Benefits of Maxing Out Your HSA Account Each Year
There are numerous advantages to having an HSA. There is the immediate tax benefit in the year you make your contribution. And since your savings never expire, you can save the funds in your HSA or a linked investment account, and let your savings and investments grow over time. In fact, this can be a brilliant investment strategy:
Using Your HSA as a Super Retirement Account
Health Savings Accounts combine the best of the Traditional IRA and Roth IRA. Contributions are tax-deductible in the year they are made (like a Traditional IRA), and the earnings and withdrawals are tax-free if used for a qualifying medical expense (like a Roth IRA, when used for retirement). There are no age limits when using your HSA funds for a qualifying medical expense. So you can let your money ride until needed. Or just let it grow and pay your medical expenses out of pocket.
What if you want to use your HSA for non-qualifying medical expenses? If used for anything other than a qualifying medical expense, you will pay taxes and a 10% early withdrawal penalty, just as you would with a retirement account. However, the rules change a little bit once you turn age 65. Once you reach age 65, the current tax rules allow you to make non-qualifying withdrawals from your HSA with the same tax rules as a Traditional IRA. So you would pay taxes on the withdrawals, but you would not pay any penalties.
This flexibility makes your HSA one of the most powerful financial tools in your toolbox.
Benefits of Long Term HSA Ownership
I maximized my HSA contributions each year I was eligible to contribute to an HSA. We decided to take advantage of the investment opportunities through the HSA, so we elected to pay our medical costs out of pocket and invest our HSA funds. My health insurance plan has since changed, and I am no longer eligible to contribute to an HSA plan. However, I am not required to remove those funds until I decide to use them for medical expenses, or I decide I wish to withdraw the funds for other purposes.

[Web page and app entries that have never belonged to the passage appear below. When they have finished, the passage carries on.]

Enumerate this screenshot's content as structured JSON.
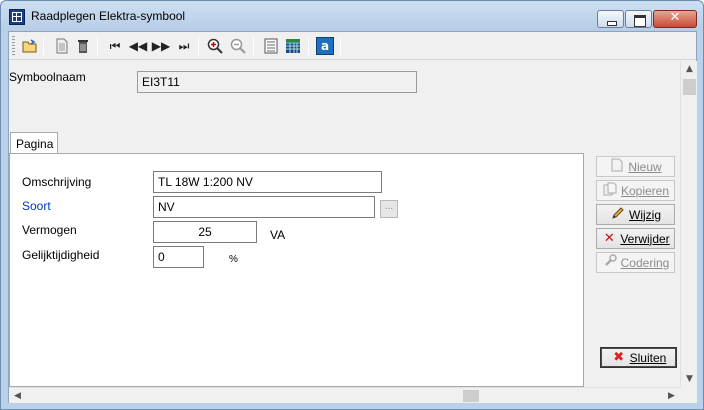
{
  "window": {
    "title": "Raadplegen Elektra-symbool",
    "close_glyph": "✕"
  },
  "toolbar": {
    "icons": [
      "open-folder-icon",
      "document-icon",
      "delete-icon",
      "first-record-icon",
      "previous-record-icon",
      "next-record-icon",
      "last-record-icon",
      "zoom-in-icon",
      "zoom-out-icon",
      "list-view-icon",
      "table-view-icon",
      "text-a-icon"
    ],
    "glyphs": {
      "first": "⏮",
      "prev": "◀◀",
      "next": "▶▶",
      "last": "⏭",
      "a": "a"
    }
  },
  "header": {
    "symbool_label": "Symboolnaam",
    "symbool_value": "EI3T11"
  },
  "tabs": [
    {
      "label": "Pagina"
    }
  ],
  "form": {
    "omschrijving_label": "Omschrijving",
    "omschrijving_value": "TL 18W 1:200 NV",
    "soort_label": "Soort",
    "soort_value": "NV",
    "browse_label": "...",
    "vermogen_label": "Vermogen",
    "vermogen_value": "25",
    "vermogen_unit": "VA",
    "gelijktijdigheid_label": "Gelijktijdigheid",
    "gelijktijdigheid_value": "0",
    "gelijktijdigheid_unit": "%"
  },
  "actions": {
    "nieuw": "Nieuw",
    "kopieren": "Kopieren",
    "wijzig": "Wijzig",
    "verwijder": "Verwijder",
    "codering": "Codering",
    "sluiten": "Sluiten"
  },
  "colors": {
    "link_label": "#0033cc",
    "delete_red": "#d01010"
  }
}
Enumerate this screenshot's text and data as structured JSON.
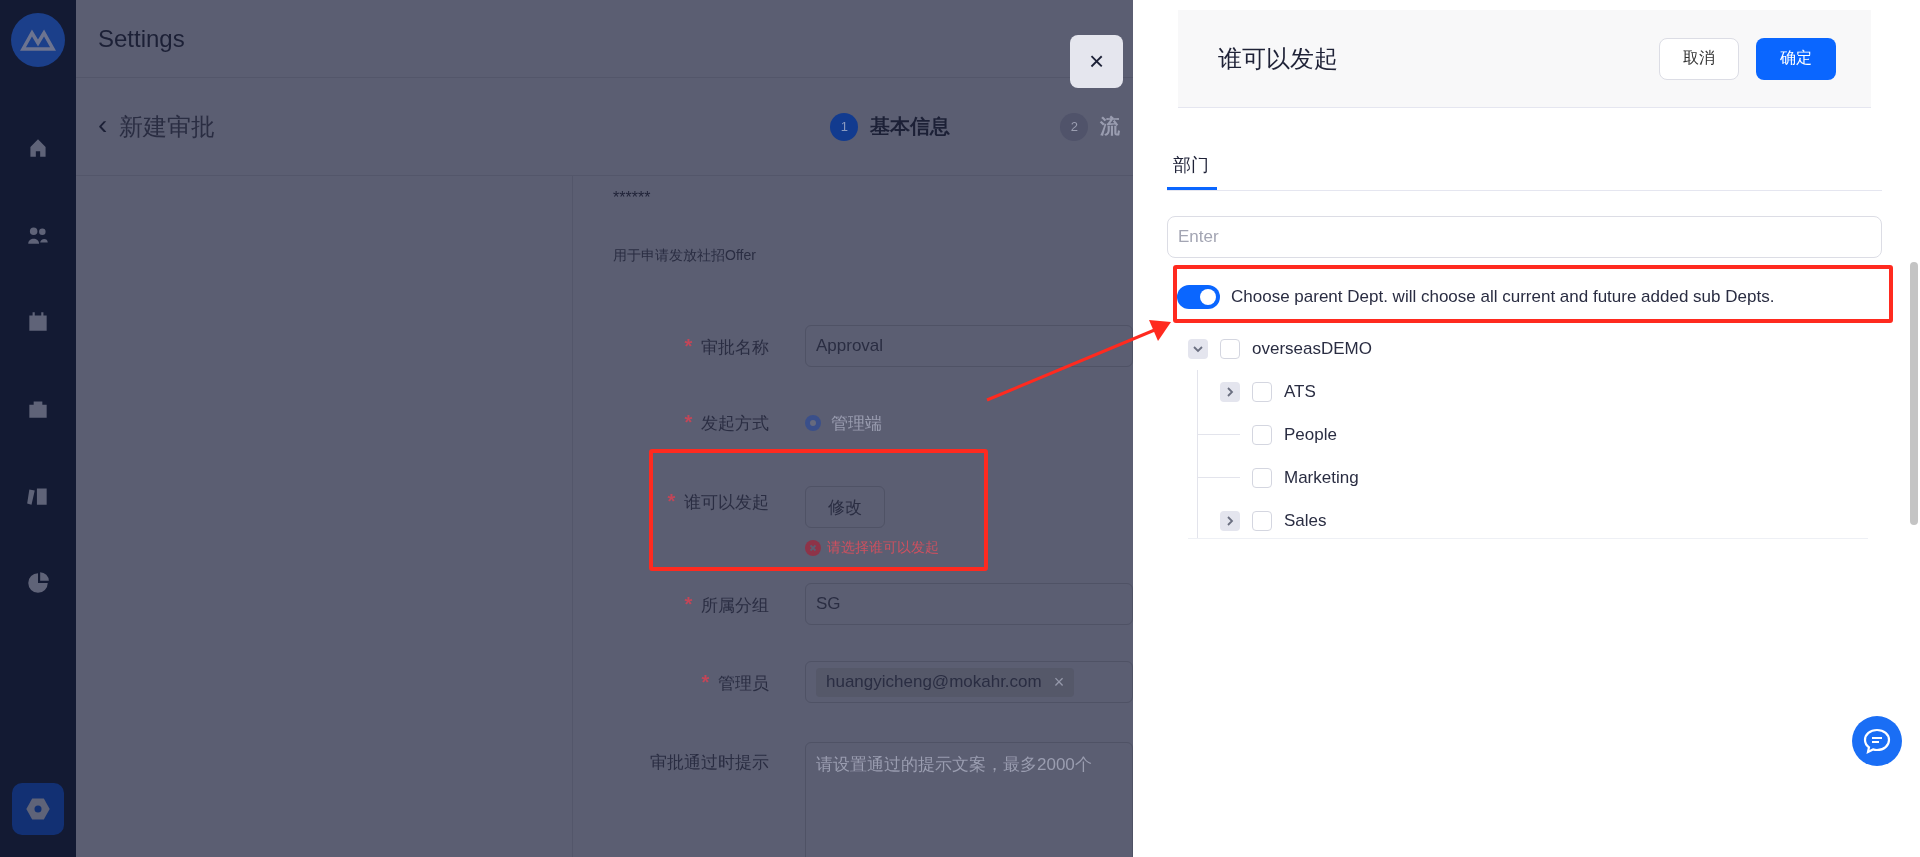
{
  "sidebar": {
    "items": [
      {
        "selected": false
      },
      {
        "selected": false
      },
      {
        "selected": false
      },
      {
        "selected": false
      },
      {
        "selected": false
      },
      {
        "selected": false
      },
      {
        "selected": true
      }
    ]
  },
  "header": {
    "title": "Settings"
  },
  "page": {
    "back": "‹",
    "title": "新建审批",
    "steps": [
      {
        "number": "1",
        "label": "基本信息",
        "selected": true
      },
      {
        "number": "2",
        "label": "流",
        "selected": false
      }
    ]
  },
  "close_button": {
    "label": "×"
  },
  "form": {
    "masked_text": "******",
    "description": "用于申请发放社招Offer",
    "fields": [
      {
        "kind": "input",
        "mark": "*",
        "label": "审批名称",
        "value": "Approval"
      },
      {
        "kind": "radio",
        "mark": "*",
        "label": "发起方式",
        "option": "管理端",
        "selected": true
      },
      {
        "kind": "button",
        "mark": "*",
        "label": "谁可以发起",
        "button": "修改",
        "error": "请选择谁可以发起"
      },
      {
        "kind": "input",
        "mark": "*",
        "label": "所属分组",
        "value": "SG"
      },
      {
        "kind": "tags",
        "mark": "*",
        "label": "管理员",
        "tags": [
          {
            "text": "huangyicheng@mokahr.com",
            "remove": "×"
          }
        ]
      },
      {
        "kind": "textarea",
        "label": "审批通过时提示",
        "placeholder": "请设置通过的提示文案，最多2000个"
      }
    ]
  },
  "drawer": {
    "title": "谁可以发起",
    "cancel": "取消",
    "confirm": "确定",
    "tabs": [
      {
        "label": "部门",
        "selected": true
      }
    ],
    "search": {
      "placeholder": "Enter"
    },
    "toggle": {
      "on": true,
      "label": "Choose parent Dept. will choose all current and future added sub Depts."
    },
    "tree": [
      {
        "kind": "branch",
        "label": "overseasDEMO",
        "checked": false,
        "expanded": true,
        "children": [
          {
            "kind": "branch",
            "label": "ATS",
            "checked": false,
            "expanded": false
          },
          {
            "kind": "leaf",
            "label": "People",
            "checked": false
          },
          {
            "kind": "leaf",
            "label": "Marketing",
            "checked": false
          },
          {
            "kind": "branch",
            "label": "Sales",
            "checked": false,
            "expanded": false
          }
        ]
      }
    ]
  }
}
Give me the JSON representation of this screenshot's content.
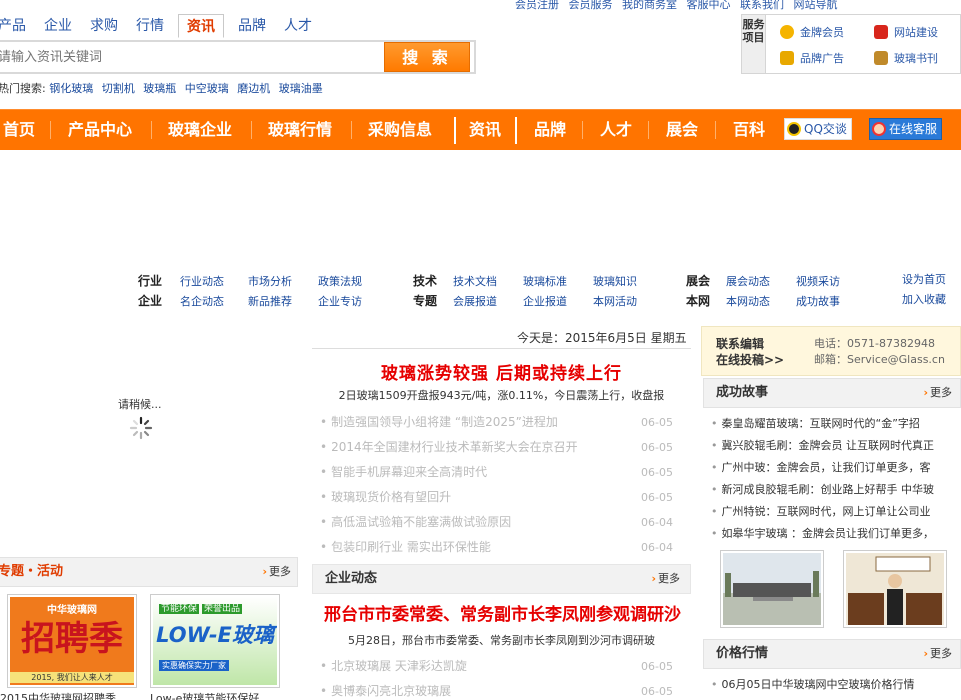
{
  "top_links": [
    "会员注册",
    "会员服务",
    "我的商务室",
    "客服中心",
    "联系我们",
    "网站导航"
  ],
  "search": {
    "tabs": [
      "产品",
      "企业",
      "求购",
      "行情",
      "资讯",
      "品牌",
      "人才"
    ],
    "active_tab": "资讯",
    "placeholder": "请输入资讯关键词",
    "button": "搜 索",
    "hot_label": "热门搜索:",
    "hot_terms": [
      "钢化玻璃",
      "切割机",
      "玻璃瓶",
      "中空玻璃",
      "磨边机",
      "玻璃油墨"
    ]
  },
  "service": {
    "title": "服务项目",
    "items": [
      "金牌会员",
      "网站建设",
      "品牌广告",
      "玻璃书刊"
    ]
  },
  "nav": {
    "items": [
      "首页",
      "产品中心",
      "玻璃企业",
      "玻璃行情",
      "采购信息",
      "资讯",
      "品牌",
      "人才",
      "展会",
      "百科"
    ],
    "qq": "QQ交谈",
    "online": "在线客服"
  },
  "subnav": {
    "row1": {
      "a_label": "行业",
      "a_links": [
        "行业动态",
        "市场分析",
        "政策法规"
      ],
      "b_label": "技术",
      "b_links": [
        "技术文档",
        "玻璃标准",
        "玻璃知识"
      ],
      "c_label": "展会",
      "c_links": [
        "展会动态",
        "视频采访"
      ],
      "d_link": "设为首页"
    },
    "row2": {
      "a_label": "企业",
      "a_links": [
        "名企动态",
        "新品推荐",
        "企业专访"
      ],
      "b_label": "专题",
      "b_links": [
        "会展报道",
        "企业报道",
        "本网活动"
      ],
      "c_label": "本网",
      "c_links": [
        "本网动态",
        "成功故事"
      ],
      "d_link": "加入收藏"
    }
  },
  "loading_text": "请稍候...",
  "today": "今天是：2015年6月5日 星期五",
  "headline": {
    "title": "玻璃涨势较强 后期或持续上行",
    "summary": "2日玻璃1509开盘报943元/吨，涨0.11%，今日震荡上行，收盘报"
  },
  "news": [
    {
      "title": "制造强国领导小组将建 “制造2025”进程加",
      "date": "06-05"
    },
    {
      "title": "2014年全国建材行业技术革新奖大会在京召开",
      "date": "06-05"
    },
    {
      "title": "智能手机屏幕迎来全高清时代",
      "date": "06-05"
    },
    {
      "title": "玻璃现货价格有望回升",
      "date": "06-05"
    },
    {
      "title": "高低温试验箱不能塞满做试验原因",
      "date": "06-04"
    },
    {
      "title": "包装印刷行业 需实出环保性能",
      "date": "06-04"
    }
  ],
  "enterprise": {
    "title": "企业动态",
    "more": "更多",
    "headline": "邢台市市委常委、常务副市长李凤刚参观调研沙",
    "summary": "5月28日，邢台市市委常委、常务副市长李凤刚到沙河市调研玻",
    "news": [
      {
        "title": "北京玻璃展 天津彩达凯旋",
        "date": "06-05"
      },
      {
        "title": "奥博泰闪亮北京玻璃展",
        "date": "06-05"
      }
    ]
  },
  "contact": {
    "label1": "联系编辑",
    "label2": "在线投稿>>",
    "phone": "电话：0571-87382948",
    "email": "邮箱：Service@Glass.cn"
  },
  "success": {
    "title": "成功故事",
    "more": "更多",
    "items": [
      "秦皇岛耀苗玻璃：互联网时代的“金”字招",
      "冀兴胶辊毛刷：金牌会员 让互联网时代真正",
      "广州中玻：金牌会员，让我们订单更多，客",
      "新河成良胶辊毛刷：创业路上好帮手 中华玻",
      "广州特锐：互联网时代，网上订单让公司业",
      "如皋华宇玻璃 ：金牌会员让我们订单更多，"
    ]
  },
  "price": {
    "title": "价格行情",
    "more": "更多",
    "items": [
      "06月05日中华玻璃网中空玻璃价格行情"
    ]
  },
  "topics": {
    "title": "专题・活动",
    "more": "更多",
    "card1_big": "招聘季",
    "card1_top": "中华玻璃网",
    "card1_bottom": "2015, 我们让人来人才",
    "card2_tags": [
      "节能环保",
      "荣誉出品"
    ],
    "card2_big": "LOW-E玻璃",
    "card2_sub": "实惠确保实力厂家",
    "captions": [
      "2015中华玻璃网招聘季",
      "Low-e玻璃节能环保好"
    ]
  }
}
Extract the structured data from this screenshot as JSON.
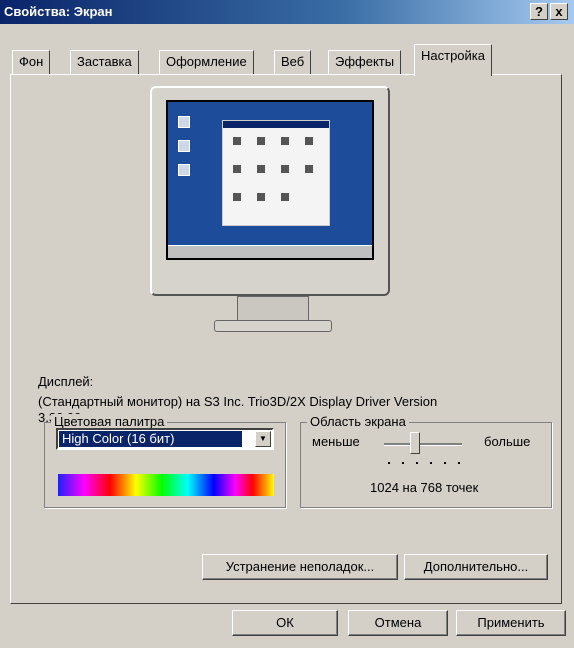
{
  "window": {
    "title": "Свойства: Экран",
    "help_label": "?",
    "close_label": "x"
  },
  "tabs": [
    {
      "label": "Фон"
    },
    {
      "label": "Заставка"
    },
    {
      "label": "Оформление"
    },
    {
      "label": "Веб"
    },
    {
      "label": "Эффекты"
    },
    {
      "label": "Настройка"
    }
  ],
  "display": {
    "label": "Дисплей:",
    "description": "(Стандартный монитор) на S3 Inc. Trio3D/2X Display Driver Version",
    "version": "3.30.09"
  },
  "color_palette": {
    "legend": "Цветовая палитра",
    "selected": "High Color (16 бит)"
  },
  "screen_area": {
    "legend": "Область экрана",
    "less_label": "меньше",
    "more_label": "больше",
    "resolution_text": "1024 на 768 точек",
    "slider_value": 0.4
  },
  "buttons": {
    "troubleshoot": "Устранение неполадок...",
    "advanced": "Дополнительно...",
    "ok": "ОК",
    "cancel": "Отмена",
    "apply": "Применить"
  },
  "colors": {
    "titlebar": "#0a246a",
    "face": "#d4d0c8",
    "desktop": "#1c4c9a"
  }
}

Since the funds are invested, I’d like to let them compound as long as possible. If we have a major medical expense, I can elect to pay for them with our HSA savings. And if we are lucky and don’t have any expenses we can’t pay out of our cash flow or savings, then I will have a large investment account I can tap into when I reach retirement age. I’m hoping for the latter!
Where to Open an HSA Investment Account
The first thing you need to do is qualify for an HSA with a compatible High Deductible Health Care Plan. Check with your employer if you have an employer-sponsored health care plan. If not, then you may be able to purchase a qualifying HDHP on the ACA exchanges, or find one through a health insurance company such as eHealthInsurance (this is where I always found our health care plans after I became self-employed).
Once you have a qualifying health care plan, you can shop around for different banks or investment accounts that offer HSAs. I wrote an article about the process of opening an HSA account, which bank I chose, and why.
I decided to open my HSA account with HSA Bank, in part because they have easy access, very low fees (which can be waived if you maintain a certain minimum in your account, and because they make it very easy to link your HSA account to a brokerage where you can invest your HSA funds. HSA Bank offers two investment options. I chose to invest with TD Ameritrade, because of their excellent reputation and access to several hundred fee-free ETFs for trading. So I’ve never paid anything to make a stock purchase at TD Ameritrade because I invested in ETFs that didn’t have any associated trading costs.
Health Savings Accounts are one of the most flexible financial accounts you can open. If you are eligible to open an HSA, I recommend maxing out your contributions each year. And if you can swing it, try to pay your medical expenses out of pocket. This will allow your HSA contributions to grow tax free indefinitely, allowing you to increase your net worth.